The Ayam Cemani is a very unusual chicken, known for its black feathers, black skin, black flesh, black internal organs and black tongue. The fibromelanosis (as the black flesh coloration is more formally termed) is a complex genetic trait resulting from a chromosomal rearrangement and it's believed that the Ayam Cemani, or its immediate ancestor, is the founder for all the world's black-fleshed chicken breeds.
In Europe and North America, the Ayam Cemani is considered a separate breed, but in Indonesia it's considered only as a subtype, Ayam Kedu Cemani of the Ayam Kedu breed. Partly this is because in Indonesia the breed is considered to have arisen in the 1920s Mr. Tjokromihardjo from Grabag, Magelang, a town in Central Java. However, black-fleshed birds had been brought to Europe from Indonesia in the 18th century by sailors of the Dutch East India Company (leading to the Swedish Black chicken) and black-fleshed fowl have been used as sacrificial birds in Indonesia and for traditional medicine in China for centuries. Thus the work of Mr. Tjokromihardjo was to stabilize and codify the breed.

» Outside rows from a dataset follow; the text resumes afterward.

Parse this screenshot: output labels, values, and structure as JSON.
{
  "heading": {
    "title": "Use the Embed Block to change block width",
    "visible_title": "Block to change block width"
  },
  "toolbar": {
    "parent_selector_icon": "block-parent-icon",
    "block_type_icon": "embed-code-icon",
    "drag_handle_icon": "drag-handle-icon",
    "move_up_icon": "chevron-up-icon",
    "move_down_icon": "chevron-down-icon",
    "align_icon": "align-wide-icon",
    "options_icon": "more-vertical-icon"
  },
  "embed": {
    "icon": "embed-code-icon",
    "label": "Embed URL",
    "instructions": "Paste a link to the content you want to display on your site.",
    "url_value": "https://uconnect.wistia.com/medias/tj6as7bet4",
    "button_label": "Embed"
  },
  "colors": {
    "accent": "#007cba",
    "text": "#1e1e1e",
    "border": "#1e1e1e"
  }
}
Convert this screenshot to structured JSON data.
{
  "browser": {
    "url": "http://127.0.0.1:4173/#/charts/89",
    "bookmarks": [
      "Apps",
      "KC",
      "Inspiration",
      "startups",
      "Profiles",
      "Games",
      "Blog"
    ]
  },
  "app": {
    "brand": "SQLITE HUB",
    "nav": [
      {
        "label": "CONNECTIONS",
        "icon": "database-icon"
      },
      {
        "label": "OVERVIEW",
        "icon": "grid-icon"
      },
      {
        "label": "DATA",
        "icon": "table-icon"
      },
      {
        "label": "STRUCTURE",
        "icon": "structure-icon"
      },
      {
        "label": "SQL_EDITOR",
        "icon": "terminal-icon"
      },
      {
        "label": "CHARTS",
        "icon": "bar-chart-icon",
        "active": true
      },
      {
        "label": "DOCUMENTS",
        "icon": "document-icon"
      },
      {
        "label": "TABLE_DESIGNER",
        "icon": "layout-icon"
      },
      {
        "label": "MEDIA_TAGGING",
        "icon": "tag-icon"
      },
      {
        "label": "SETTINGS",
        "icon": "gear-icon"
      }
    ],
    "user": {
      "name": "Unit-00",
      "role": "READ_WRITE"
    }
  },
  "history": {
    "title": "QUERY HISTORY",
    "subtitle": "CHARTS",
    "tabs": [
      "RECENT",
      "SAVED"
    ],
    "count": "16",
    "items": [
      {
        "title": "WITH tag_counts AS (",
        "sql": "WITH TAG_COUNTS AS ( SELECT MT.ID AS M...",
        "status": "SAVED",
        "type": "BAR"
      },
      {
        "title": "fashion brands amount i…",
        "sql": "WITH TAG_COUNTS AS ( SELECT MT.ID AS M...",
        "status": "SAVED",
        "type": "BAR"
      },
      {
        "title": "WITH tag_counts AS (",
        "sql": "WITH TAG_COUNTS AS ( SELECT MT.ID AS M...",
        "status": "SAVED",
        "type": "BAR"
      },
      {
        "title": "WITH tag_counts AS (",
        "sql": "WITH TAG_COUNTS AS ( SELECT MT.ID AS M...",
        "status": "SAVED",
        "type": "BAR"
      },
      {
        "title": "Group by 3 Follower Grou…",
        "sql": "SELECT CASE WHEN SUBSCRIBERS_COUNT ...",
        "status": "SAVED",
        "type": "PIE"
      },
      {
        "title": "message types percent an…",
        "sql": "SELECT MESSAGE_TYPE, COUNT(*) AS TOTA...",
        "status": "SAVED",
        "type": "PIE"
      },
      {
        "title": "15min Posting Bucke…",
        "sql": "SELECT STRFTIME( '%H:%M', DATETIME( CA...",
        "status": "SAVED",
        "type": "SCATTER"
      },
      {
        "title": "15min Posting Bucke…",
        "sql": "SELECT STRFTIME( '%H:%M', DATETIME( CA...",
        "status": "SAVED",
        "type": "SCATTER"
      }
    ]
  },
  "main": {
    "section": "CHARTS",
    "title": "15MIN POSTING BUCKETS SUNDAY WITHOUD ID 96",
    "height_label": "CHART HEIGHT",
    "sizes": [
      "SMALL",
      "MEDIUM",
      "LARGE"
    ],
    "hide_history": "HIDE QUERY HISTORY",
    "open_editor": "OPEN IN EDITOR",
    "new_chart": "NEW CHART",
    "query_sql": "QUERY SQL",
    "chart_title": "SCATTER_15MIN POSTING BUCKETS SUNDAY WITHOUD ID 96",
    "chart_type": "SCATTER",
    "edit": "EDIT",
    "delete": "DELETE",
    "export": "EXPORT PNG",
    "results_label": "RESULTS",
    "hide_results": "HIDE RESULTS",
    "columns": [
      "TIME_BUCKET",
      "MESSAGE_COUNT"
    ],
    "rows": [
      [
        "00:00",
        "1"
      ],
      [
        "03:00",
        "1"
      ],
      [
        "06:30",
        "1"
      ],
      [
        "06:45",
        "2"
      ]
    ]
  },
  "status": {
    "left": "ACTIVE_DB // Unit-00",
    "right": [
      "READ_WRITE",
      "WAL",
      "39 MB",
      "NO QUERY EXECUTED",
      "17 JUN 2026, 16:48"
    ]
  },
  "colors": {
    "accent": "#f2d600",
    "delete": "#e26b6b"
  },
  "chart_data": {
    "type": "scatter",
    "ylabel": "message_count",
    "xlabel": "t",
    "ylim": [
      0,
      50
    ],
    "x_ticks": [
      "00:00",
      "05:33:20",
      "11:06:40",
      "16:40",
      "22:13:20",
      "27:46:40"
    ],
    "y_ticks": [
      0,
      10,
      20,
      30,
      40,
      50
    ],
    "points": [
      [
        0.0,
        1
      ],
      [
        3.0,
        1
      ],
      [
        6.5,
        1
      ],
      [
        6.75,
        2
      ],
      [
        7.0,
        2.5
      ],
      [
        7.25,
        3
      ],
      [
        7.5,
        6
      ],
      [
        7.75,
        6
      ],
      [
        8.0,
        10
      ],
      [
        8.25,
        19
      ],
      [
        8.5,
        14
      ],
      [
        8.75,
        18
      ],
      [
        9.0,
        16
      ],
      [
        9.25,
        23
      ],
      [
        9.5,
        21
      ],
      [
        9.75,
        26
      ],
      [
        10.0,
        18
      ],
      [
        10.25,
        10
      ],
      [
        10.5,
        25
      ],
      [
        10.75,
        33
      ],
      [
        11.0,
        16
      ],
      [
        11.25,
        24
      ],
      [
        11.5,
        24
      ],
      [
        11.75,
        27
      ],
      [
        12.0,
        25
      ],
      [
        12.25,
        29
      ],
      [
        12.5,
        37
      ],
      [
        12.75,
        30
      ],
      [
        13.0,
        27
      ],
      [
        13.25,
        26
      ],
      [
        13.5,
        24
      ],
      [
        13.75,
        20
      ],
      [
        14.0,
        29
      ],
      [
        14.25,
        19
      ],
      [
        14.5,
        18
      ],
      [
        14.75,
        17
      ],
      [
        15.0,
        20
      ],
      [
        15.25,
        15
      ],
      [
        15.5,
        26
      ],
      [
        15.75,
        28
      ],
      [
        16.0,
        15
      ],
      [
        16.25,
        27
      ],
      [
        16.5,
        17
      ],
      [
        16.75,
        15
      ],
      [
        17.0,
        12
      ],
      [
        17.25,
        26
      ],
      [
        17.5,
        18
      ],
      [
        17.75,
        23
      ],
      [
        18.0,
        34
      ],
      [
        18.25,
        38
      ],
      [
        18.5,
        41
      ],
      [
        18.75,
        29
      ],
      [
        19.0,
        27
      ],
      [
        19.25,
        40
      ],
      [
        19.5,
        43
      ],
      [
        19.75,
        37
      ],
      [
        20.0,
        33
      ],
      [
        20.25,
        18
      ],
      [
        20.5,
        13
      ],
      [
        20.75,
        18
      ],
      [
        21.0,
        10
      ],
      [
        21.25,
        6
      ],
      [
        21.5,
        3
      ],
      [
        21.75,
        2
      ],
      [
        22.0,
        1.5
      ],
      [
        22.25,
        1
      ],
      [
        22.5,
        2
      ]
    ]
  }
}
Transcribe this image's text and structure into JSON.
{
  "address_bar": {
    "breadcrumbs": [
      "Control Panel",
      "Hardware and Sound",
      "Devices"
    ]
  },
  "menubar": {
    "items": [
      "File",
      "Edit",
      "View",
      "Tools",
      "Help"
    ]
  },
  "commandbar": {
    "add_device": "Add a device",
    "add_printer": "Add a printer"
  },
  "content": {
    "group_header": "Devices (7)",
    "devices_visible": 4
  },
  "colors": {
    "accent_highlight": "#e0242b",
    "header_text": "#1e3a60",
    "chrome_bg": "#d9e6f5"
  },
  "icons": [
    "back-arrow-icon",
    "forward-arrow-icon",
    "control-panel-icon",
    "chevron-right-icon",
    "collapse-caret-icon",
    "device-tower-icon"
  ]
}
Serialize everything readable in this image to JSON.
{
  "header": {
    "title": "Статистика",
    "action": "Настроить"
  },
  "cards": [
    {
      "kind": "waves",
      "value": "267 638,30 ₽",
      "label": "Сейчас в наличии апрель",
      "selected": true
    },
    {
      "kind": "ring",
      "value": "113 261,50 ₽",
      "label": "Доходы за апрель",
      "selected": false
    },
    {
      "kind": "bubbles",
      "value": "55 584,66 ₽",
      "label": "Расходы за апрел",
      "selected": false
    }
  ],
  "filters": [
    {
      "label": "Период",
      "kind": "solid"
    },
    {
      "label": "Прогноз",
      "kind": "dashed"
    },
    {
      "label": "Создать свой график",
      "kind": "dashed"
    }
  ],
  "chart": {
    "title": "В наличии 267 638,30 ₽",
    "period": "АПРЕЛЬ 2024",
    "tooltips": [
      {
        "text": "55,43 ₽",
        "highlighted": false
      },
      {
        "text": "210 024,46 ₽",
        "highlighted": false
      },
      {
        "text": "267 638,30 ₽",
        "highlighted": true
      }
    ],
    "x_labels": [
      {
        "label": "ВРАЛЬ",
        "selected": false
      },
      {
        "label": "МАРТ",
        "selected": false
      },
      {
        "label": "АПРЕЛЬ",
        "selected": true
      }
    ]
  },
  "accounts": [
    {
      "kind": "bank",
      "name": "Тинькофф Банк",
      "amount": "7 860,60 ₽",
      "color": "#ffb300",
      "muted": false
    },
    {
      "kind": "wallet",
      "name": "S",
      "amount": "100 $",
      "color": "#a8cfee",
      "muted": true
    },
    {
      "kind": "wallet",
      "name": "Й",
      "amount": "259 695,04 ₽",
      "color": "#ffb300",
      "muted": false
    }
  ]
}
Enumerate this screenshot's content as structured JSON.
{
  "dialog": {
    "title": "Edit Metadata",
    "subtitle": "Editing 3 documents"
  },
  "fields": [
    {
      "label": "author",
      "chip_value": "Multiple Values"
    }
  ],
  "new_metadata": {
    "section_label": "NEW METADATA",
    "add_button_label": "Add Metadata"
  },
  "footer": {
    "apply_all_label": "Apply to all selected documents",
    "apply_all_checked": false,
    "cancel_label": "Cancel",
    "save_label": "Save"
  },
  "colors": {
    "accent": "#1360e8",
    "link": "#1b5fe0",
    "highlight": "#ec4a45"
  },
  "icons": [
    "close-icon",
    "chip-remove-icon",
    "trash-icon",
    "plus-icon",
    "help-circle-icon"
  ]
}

This pure black bird has drawn considerable interest from fowl fanciers and scientists for their looks and their genetics. In 1998 the breed was re-introduced to Europe when it was imported from Indonesia by a Dutch breeder, Jan Steverink. It has become a popular poultry breed in the Netherlands, Germany, Slovakia and Czech Republic. It is now becoming more well known in the US and UK, with several breeders raising them.
Varieties (Single Comb): Black, Black frizzled
Uses: Eggs, Exhibition
Weight: 3 - 6 lbs
Personality: The Ayam Cemani is a calm and affectionate breed, that enjoys perching on the shoulders of their owner. They are not territorial
Preferred climate: Warm
Handles confinement: Yes
Egg production: Poor (1/week)
Egg color: White
Egg size: Medium
What else you should know:
The Ayam Cemani is traditionally kept in cages, about 1 1/2 times the length and height of the birds. Ayam Cemani are roosting birds and will naturally roost in trees. If keeping them, they need to be supplied with plenty of above-ground roosting perches.